This illusion ignores the fundamental workings of economic agglomeration: without transfers economic regions will diverge, provoking political disruption. Indeed, the very foundation of Germany’s unity is the solidarity between its more dynamic and less advanced regions. A federation that attempts to operate in violation of this fundamental solidarity principle is doomed to fail. This is the central reason why the Schuldenbremse in its current form will have to go.

In fact, lawmakers have already started discretely rewriting the Schuldenbremse, for example with the Constitutional reform of 2017 which (i) basically renewed the Laenderfinanzausgleich by allowing transfers (potentially permanent) to Saarland, Bremen, and Berlin implicitly acknowledging that they won’t be capable of meeting the balanced balance budget rule in 2020 and thereafter; (ii) extending the outsourcing of autobahn and other infrastructure (from 2020 onward the domain of the government in Berlin) to public-private partnerships so as to optically limit the debt of the federal government and the laender. Another example of such a work-around would be Economy Minister Peter Altmaier’s proposal to set up a Citizens’ Climate Foundation to finance green initiative without breaking federal debt rules. Each of these amount to stealthily undermining the “debt break” rules rather than opening a debate about its reform.

Time for an Honest Debate

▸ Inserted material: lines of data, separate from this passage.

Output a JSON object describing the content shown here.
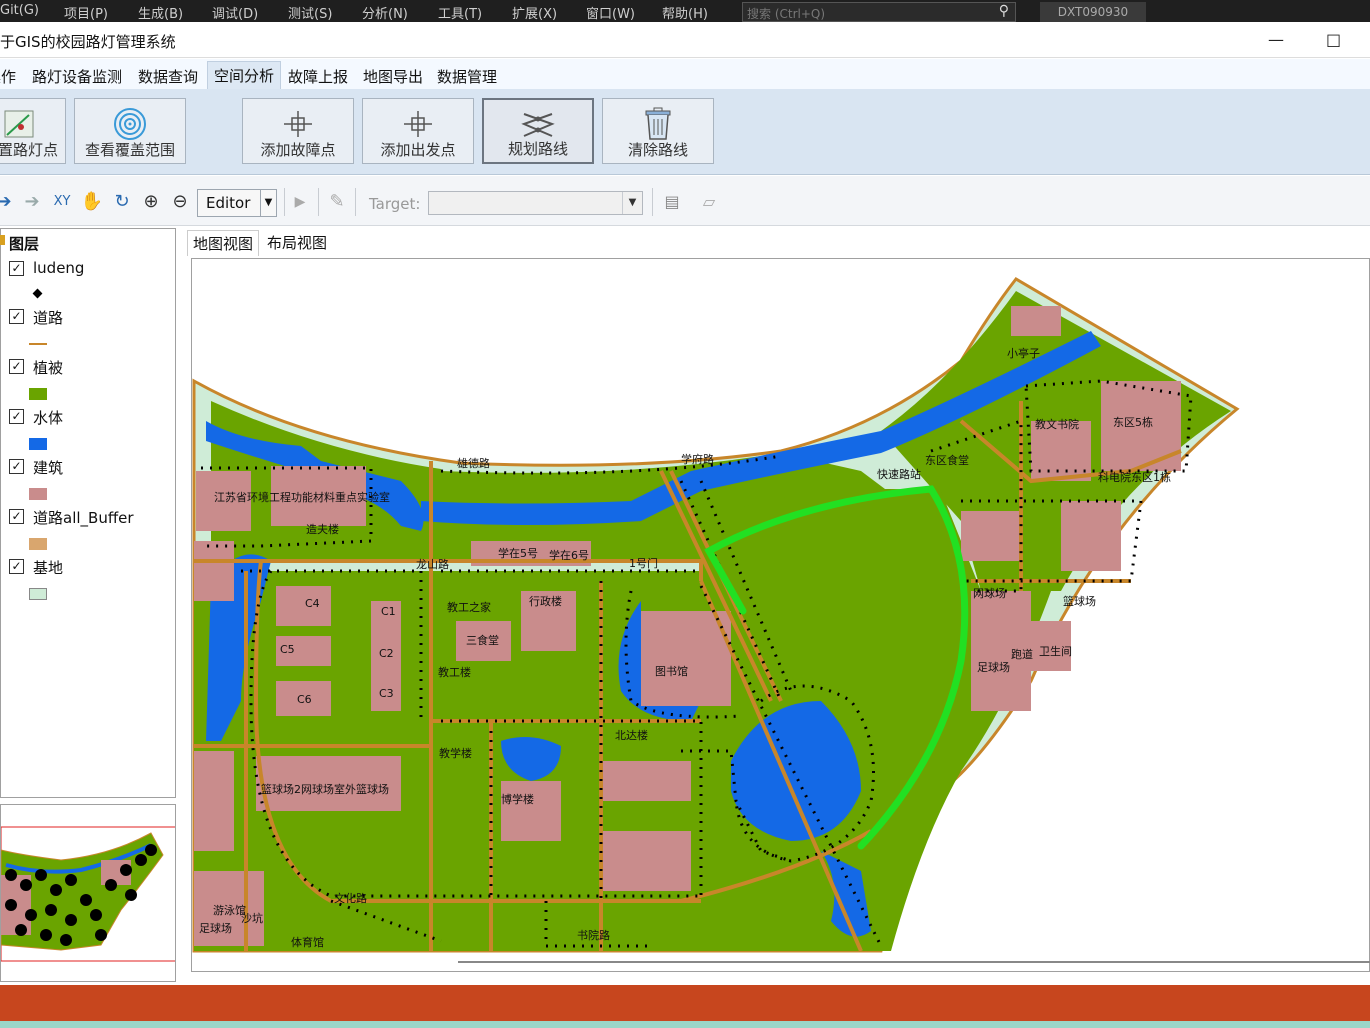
{
  "vs_menu": {
    "items": [
      "Git(G)",
      "项目(P)",
      "生成(B)",
      "调试(D)",
      "测试(S)",
      "分析(N)",
      "工具(T)",
      "扩展(X)",
      "窗口(W)",
      "帮助(H)"
    ],
    "search_placeholder": "搜索 (Ctrl+Q)",
    "user": "DXT090930"
  },
  "window": {
    "title": "于GIS的校园路灯管理系统"
  },
  "menu_tabs": [
    "操作",
    "路灯设备监测",
    "数据查询",
    "空间分析",
    "故障上报",
    "地图导出",
    "数据管理"
  ],
  "active_menu_tab": "空间分析",
  "ribbon": {
    "buttons": [
      {
        "label": "置路灯点",
        "icon": "light-point-icon"
      },
      {
        "label": "查看覆盖范围",
        "icon": "coverage-icon"
      },
      {
        "label": "添加故障点",
        "icon": "crosshair-icon"
      },
      {
        "label": "添加出发点",
        "icon": "crosshair-icon"
      },
      {
        "label": "规划路线",
        "icon": "route-icon"
      },
      {
        "label": "清除路线",
        "icon": "trash-icon"
      }
    ]
  },
  "toolbar": {
    "editor_label": "Editor",
    "target_label": "Target:",
    "target_value": ""
  },
  "toc": {
    "header": "图层",
    "layers": [
      {
        "name": "ludeng",
        "checked": true,
        "symbol": "#000000"
      },
      {
        "name": "道路",
        "checked": true,
        "symbol": "#c8862a"
      },
      {
        "name": "植被",
        "checked": true,
        "symbol": "#6aa400"
      },
      {
        "name": "水体",
        "checked": true,
        "symbol": "#1469e6"
      },
      {
        "name": "建筑",
        "checked": true,
        "symbol": "#c98c8c"
      },
      {
        "name": "道路all_Buffer",
        "checked": true,
        "symbol": "#d9a66e"
      },
      {
        "name": "基地",
        "checked": true,
        "symbol": "#cfecd7"
      }
    ]
  },
  "map_tabs": [
    "地图视图",
    "布局视图"
  ],
  "map_labels": {
    "road_1": "雄德路",
    "road_2": "学府路",
    "road_3": "龙山路",
    "road_4": "文化路",
    "road_5": "书院路",
    "gate": "1号门",
    "lib": "图书馆",
    "canteen": "三食堂",
    "xz": "行政楼",
    "jg": "教工之家",
    "dorm1": "学在5号",
    "dorm2": "学在6号",
    "c4": "C4",
    "c5": "C5",
    "c6": "C6",
    "c1": "C1",
    "c2": "C2",
    "c3": "C3",
    "court": "网球场",
    "foot": "足球场",
    "gym": "体育馆",
    "east": "东区食堂",
    "area": "东区5栋",
    "label_a": "江苏省环境工程功能材料重点实验室",
    "label_b": "造夫楼",
    "label_c": "教工楼",
    "label_d": "足球场",
    "label_e": "篮球场2网球场室外篮球场",
    "label_f": "教学楼",
    "label_g": "博学楼",
    "label_h": "小亭子",
    "label_i": "教文书院",
    "label_j": "科电院东区1栋",
    "label_k": "北达楼",
    "label_l": "快速路站",
    "label_m": "卫生间",
    "label_n": "跑道",
    "label_o": "游泳馆",
    "label_p": "沙坑",
    "label_q": "篮球场"
  },
  "colors": {
    "background": "#ffffff",
    "campus_base": "#cfecd7",
    "vegetation": "#6aa400",
    "water": "#1469e6",
    "building": "#c98c8c",
    "road": "#c8862a",
    "route": "#22e022"
  }
}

This is not the economic and political debate that the German and indeed the European public deserves. The current approach of preaching the status quo and reforming by stealth risks obfuscating much-needed changes in economic policy and obscuring an essential aspect of it from oversight by the Bundestag. This is endangering both Germany’s prosperity and democracy.

Living the “debt brake” lie is also holding back a critical debate about fiscal rules and governance in the eurozone. Indeed, so long as a proper discussion about fiscal federalism in Germany is lacking, we are unlikely to have an informed debate about fiscal union in Europe. If Germany cannot accept the principles of stabilization and transfers inside its own federation, it won’t accept them in the European monetary union. For Europe to go forward, this has to change.